• Problem details:
Using the records below, copy every line that holds the string "this".

** Given records follows **

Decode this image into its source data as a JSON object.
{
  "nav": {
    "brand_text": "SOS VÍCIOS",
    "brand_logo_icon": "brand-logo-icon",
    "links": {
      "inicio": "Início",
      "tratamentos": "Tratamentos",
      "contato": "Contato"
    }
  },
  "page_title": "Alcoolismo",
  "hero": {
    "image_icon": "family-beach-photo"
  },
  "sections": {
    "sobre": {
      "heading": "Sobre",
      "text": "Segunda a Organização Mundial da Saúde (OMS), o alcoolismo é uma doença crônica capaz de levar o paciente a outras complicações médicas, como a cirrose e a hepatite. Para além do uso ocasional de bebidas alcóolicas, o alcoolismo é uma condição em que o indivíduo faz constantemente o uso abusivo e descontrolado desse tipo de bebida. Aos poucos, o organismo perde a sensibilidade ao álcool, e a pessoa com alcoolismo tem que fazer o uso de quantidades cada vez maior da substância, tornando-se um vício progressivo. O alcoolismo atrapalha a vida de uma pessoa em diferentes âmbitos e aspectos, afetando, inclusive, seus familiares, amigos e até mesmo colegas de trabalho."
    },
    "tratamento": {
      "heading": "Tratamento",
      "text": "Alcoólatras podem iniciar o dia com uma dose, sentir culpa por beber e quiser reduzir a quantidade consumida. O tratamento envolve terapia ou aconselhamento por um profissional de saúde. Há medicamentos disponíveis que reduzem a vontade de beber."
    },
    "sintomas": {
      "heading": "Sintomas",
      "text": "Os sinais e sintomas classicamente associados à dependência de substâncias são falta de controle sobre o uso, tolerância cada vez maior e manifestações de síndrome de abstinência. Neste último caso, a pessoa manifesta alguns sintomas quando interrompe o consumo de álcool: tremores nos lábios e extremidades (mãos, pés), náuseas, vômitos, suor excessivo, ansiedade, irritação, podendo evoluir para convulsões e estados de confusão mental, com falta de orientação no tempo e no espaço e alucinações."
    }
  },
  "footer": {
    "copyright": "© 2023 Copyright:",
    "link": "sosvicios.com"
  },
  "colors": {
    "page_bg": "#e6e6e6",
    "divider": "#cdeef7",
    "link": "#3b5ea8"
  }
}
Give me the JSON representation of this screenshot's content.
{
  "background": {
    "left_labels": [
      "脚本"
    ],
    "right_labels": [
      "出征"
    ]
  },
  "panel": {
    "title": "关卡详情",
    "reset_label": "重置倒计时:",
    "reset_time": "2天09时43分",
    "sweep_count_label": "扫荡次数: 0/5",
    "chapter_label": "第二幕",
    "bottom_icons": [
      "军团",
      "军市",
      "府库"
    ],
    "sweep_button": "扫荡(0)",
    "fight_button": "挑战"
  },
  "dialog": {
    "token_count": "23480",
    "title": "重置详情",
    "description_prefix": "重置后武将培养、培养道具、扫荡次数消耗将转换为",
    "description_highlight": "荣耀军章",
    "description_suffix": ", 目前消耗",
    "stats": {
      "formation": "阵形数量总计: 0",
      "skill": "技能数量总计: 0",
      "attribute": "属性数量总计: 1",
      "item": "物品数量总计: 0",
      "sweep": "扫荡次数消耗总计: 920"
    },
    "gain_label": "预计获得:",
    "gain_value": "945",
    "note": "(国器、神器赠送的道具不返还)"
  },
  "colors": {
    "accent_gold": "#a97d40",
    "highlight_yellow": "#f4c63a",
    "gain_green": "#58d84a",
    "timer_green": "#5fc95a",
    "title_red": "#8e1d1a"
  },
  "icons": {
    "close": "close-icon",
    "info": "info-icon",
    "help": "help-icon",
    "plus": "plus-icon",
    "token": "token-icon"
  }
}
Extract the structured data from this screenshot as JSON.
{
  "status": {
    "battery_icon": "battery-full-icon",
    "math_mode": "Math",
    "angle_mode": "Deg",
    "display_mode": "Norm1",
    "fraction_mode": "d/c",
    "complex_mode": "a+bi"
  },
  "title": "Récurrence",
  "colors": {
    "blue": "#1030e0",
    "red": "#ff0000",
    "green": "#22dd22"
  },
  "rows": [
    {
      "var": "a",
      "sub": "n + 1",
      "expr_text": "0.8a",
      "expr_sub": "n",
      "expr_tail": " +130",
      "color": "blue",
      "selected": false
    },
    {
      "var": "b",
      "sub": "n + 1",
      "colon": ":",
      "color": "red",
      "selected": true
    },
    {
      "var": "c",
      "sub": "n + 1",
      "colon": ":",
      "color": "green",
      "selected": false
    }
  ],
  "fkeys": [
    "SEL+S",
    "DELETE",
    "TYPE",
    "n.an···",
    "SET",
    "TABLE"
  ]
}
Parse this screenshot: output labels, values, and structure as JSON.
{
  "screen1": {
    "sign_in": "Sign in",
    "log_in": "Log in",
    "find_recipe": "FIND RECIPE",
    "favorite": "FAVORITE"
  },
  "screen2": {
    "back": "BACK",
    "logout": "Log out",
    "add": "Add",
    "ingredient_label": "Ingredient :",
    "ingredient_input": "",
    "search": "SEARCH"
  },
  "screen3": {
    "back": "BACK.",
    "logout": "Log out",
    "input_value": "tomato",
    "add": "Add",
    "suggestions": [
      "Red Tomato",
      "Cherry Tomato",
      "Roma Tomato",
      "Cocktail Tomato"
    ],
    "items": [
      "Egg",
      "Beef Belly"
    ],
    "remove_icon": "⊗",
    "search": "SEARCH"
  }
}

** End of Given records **

• Task answer:
Decode this image into its source data as a JSON object.
Give me the JSON representation of this screenshot's content.
Extract the structured data from this screenshot as JSON.
Parse this screenshot: output labels, values, and structure as JSON.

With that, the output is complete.